Justin Trudeau’s pick for Liberal leader was in Whitehorse on the weekend to golf and socialize with Liberal supporters.
He was also here to tell anyone who would listen about bolder vision for Canada. It includes a greater role for the North.
“The North is such a big part of the Canadian identity, and it has also been taken for granted for some time,” said Gerard Kennedy in the lobby of the Whitehorse Westmark.
Kennedy squeezed in a two-night stay in Yukon’s capital to meet with Liberal MLAs and MP Larry Bagnell over scrambled eggs.
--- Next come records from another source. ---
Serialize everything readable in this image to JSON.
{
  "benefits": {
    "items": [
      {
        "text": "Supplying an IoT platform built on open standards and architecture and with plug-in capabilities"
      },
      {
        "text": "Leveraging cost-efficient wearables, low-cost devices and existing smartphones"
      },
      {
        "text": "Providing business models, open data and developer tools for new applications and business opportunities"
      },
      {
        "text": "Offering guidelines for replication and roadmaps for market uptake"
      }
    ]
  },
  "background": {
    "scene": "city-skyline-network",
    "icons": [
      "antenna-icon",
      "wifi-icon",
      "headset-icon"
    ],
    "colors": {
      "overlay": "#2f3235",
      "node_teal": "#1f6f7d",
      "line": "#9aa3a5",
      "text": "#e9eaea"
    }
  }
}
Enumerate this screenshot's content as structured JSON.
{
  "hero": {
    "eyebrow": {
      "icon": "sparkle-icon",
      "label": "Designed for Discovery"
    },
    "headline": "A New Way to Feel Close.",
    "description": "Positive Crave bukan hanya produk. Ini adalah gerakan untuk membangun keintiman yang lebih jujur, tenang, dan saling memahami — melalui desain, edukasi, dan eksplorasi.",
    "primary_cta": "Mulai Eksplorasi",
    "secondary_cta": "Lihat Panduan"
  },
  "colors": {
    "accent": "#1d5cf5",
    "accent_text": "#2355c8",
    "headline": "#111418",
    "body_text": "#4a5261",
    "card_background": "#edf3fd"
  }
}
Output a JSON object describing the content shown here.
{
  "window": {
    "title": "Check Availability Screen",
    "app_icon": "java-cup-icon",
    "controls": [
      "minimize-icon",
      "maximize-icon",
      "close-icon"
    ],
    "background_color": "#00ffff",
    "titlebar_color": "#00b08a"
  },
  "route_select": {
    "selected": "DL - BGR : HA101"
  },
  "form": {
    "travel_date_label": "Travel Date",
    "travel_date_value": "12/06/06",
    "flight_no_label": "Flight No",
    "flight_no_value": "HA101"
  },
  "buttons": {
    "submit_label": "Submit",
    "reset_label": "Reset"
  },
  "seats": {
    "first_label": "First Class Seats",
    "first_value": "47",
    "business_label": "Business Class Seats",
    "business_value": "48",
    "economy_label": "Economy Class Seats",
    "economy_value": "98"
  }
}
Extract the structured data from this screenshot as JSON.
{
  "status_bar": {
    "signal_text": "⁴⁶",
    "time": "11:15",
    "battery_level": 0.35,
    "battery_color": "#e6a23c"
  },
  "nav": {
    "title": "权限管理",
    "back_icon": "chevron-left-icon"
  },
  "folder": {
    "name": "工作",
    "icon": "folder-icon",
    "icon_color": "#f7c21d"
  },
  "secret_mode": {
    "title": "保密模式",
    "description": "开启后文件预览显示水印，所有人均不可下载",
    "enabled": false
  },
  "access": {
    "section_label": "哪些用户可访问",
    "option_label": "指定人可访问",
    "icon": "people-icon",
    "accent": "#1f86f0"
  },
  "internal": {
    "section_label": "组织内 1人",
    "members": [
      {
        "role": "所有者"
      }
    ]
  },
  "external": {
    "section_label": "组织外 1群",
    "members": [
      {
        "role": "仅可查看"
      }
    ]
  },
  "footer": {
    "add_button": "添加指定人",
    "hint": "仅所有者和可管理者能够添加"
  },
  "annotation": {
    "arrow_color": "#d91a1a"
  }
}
He also socialized with party supporters at the Liberal Invitational Golf Tournament.
He’d been planning to visit the Yukon for quite some time.
“This is my substitute trip,” said the 46-year-old politician. “I actually had quite an elaborate trip laid out with my wife, but it didn’t happen.”
Kennedy arrived Friday and left Sunday.
“It would be nice to have more time,” he said, noting he had to get back to work in Ottawa.
Kennedy’s special adviser to party Leader Stephane Dion.
“He talked about Stephane Dion being a good leader and how much courage he had all through the referendum time,” said Yukon MP Larry Bagnell.
Before entering politics, Dion was a vocal critic of Quebec’s sovereignty movement leading up to the 1995 referendum.
He stood up to attacks in 1995 for being a traitor — a federalist Quebecer — and was recruited by Jean Chretien shortly after the referendum failed.
“Dion was probably the reason that we didn’t lose that referendum,” said Bagnell.
After coming in fourth in the leadership race ballots in 2006, Kennedy dropped out and encouraged supporters to shift their support to Dion.
More than 90 per cent of them did.
A ‘new Liberal,’ Kennedy seems to be trying to reform the party.
One of the Liberals’ great tasks is to develop a realistic northern living strategy, he said
“We haven’t heard about the North in a sustained way since Diefenbaker” and the roads-to-resources policy, said Kennedy.
Diefenbaker is credited with launching the construction of the Dempster Highway.
Kennedy has strong ties to the North, himself.
The 46-year old grew up in the northern Manitoban town of The Pas.
Today, his brother Edward’s businesses pepper the map of the North. He’s CEO of retailers North West Company and the Alaskan Commercial Company.
For years, Kennedy had been hearing news from the North through his brother. This visit marks’ his first recon mission.
Liberals want northern involvement.
“It’s not a question of somebody with romantic notions deciding how the North is going to develop,” Kennedy said.
“It’s for northerners to solve themselves.”
A former resident of a small northern town, he says he understands the rest of the country can sometimes interfere in the North in less-than-helpful ways.
The Liberals want to avoid the boom-and-bust cycle in small communities, especially in the North, he stressed.
Canada is one of the few countries without a national electricity grid or consistent pricing for fuels.
Before the nation increases the available energy stock, we should consider getting a handle on what we do have, said Kennedy.
The Liberals are also considering a national housing strategy.
“There’s a big debate in the Liberal party to get back in to the housing game,” he said.
“Canada has to make a shift and if we’re going to be offering people the ability to live in a variety of communities and not just gravitate towards the largest, then we really have to start opening some different approaches.”
The housing and nutrition needs of too many Canadians are not yet being met, added Kennedy, who ran Toronto’s Daily Bread Food Bank for a decade.
Canada has also been complacent about developing solutions to the environment crisis through technology, he said.
He recently attended a talk by Sweden’s environment minister that detailed relatively benign resource development.
Other countries, including our largest trading partner, the US, have been placing restrictions on environmentally unfriendly products.
If we wait too long to legislate companies into changing their solutions, we won’t be able to sell our products outside our own borders, he said.
“There’s a frontier here that we want to be able to cross. It’s no longer optional.”
Prime Minister Stephen Harper only has eyes for icebreakers, he said.
“And there’s a heck of a lot more to the North than ice.”